Web page and app entries
☆ ☆ ☆ ☆ ☆
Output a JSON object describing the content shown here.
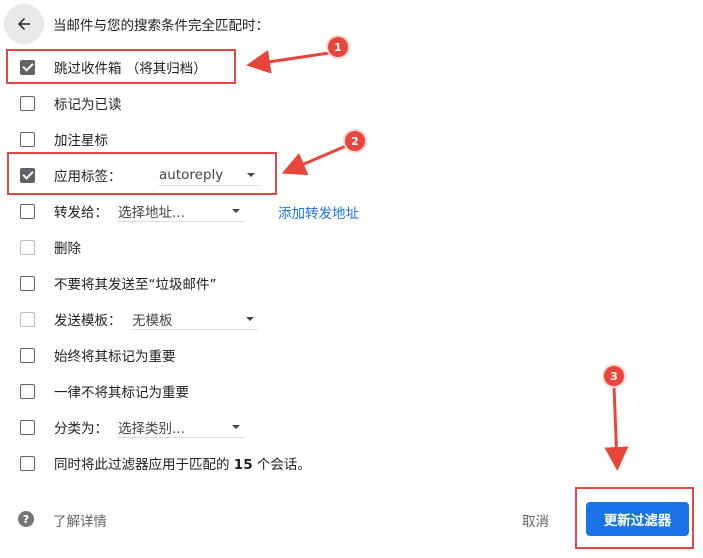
{
  "header": {
    "text": "当邮件与您的搜索条件完全匹配时："
  },
  "options": [
    {
      "label": "跳过收件箱 （将其归档）",
      "checked": true
    },
    {
      "label": "标记为已读",
      "checked": false
    },
    {
      "label": "加注星标",
      "checked": false
    },
    {
      "label": "应用标签：",
      "checked": true,
      "dropdown_value": "autoreply"
    },
    {
      "label": "转发给：",
      "checked": false,
      "dropdown_value": "选择地址...",
      "link": "添加转发地址"
    },
    {
      "label": "删除",
      "checked": false
    },
    {
      "label": "不要将其发送至“垃圾邮件”",
      "checked": false
    },
    {
      "label": "发送模板：",
      "checked": false,
      "dropdown_value": "无模板"
    },
    {
      "label": "始终将其标记为重要",
      "checked": false
    },
    {
      "label": "一律不将其标记为重要",
      "checked": false
    },
    {
      "label": "分类为：",
      "checked": false,
      "dropdown_value": "选择类别..."
    },
    {
      "label_pre": "同时将此过滤器应用于匹配的",
      "label_count": "15",
      "label_post": "个会话。",
      "checked": false
    }
  ],
  "footer": {
    "help_symbol": "?",
    "learn_more": "了解详情",
    "cancel": "取消",
    "update": "更新过滤器"
  },
  "annotations": {
    "badge_1": "1",
    "badge_2": "2",
    "badge_3": "3",
    "highlight_color": "#e04848"
  }
}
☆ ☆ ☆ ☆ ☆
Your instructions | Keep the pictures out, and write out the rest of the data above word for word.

Answer to this problem |
Output a JSON object describing the content shown here.
{
  "header": {
    "text": "当邮件与您的搜索条件完全匹配时："
  },
  "options": [
    {
      "label": "跳过收件箱 （将其归档）",
      "checked": true
    },
    {
      "label": "标记为已读",
      "checked": false
    },
    {
      "label": "加注星标",
      "checked": false
    },
    {
      "label": "应用标签：",
      "checked": true,
      "dropdown_value": "autoreply"
    },
    {
      "label": "转发给：",
      "checked": false,
      "dropdown_value": "选择地址...",
      "link": "添加转发地址"
    },
    {
      "label": "删除",
      "checked": false
    },
    {
      "label": "不要将其发送至“垃圾邮件”",
      "checked": false
    },
    {
      "label": "发送模板：",
      "checked": false,
      "dropdown_value": "无模板"
    },
    {
      "label": "始终将其标记为重要",
      "checked": false
    },
    {
      "label": "一律不将其标记为重要",
      "checked": false
    },
    {
      "label": "分类为：",
      "checked": false,
      "dropdown_value": "选择类别..."
    },
    {
      "label_pre": "同时将此过滤器应用于匹配的",
      "label_count": "15",
      "label_post": "个会话。",
      "checked": false
    }
  ],
  "footer": {
    "help_symbol": "?",
    "learn_more": "了解详情",
    "cancel": "取消",
    "update": "更新过滤器"
  },
  "annotations": {
    "badge_1": "1",
    "badge_2": "2",
    "badge_3": "3",
    "highlight_color": "#e04848"
  }
}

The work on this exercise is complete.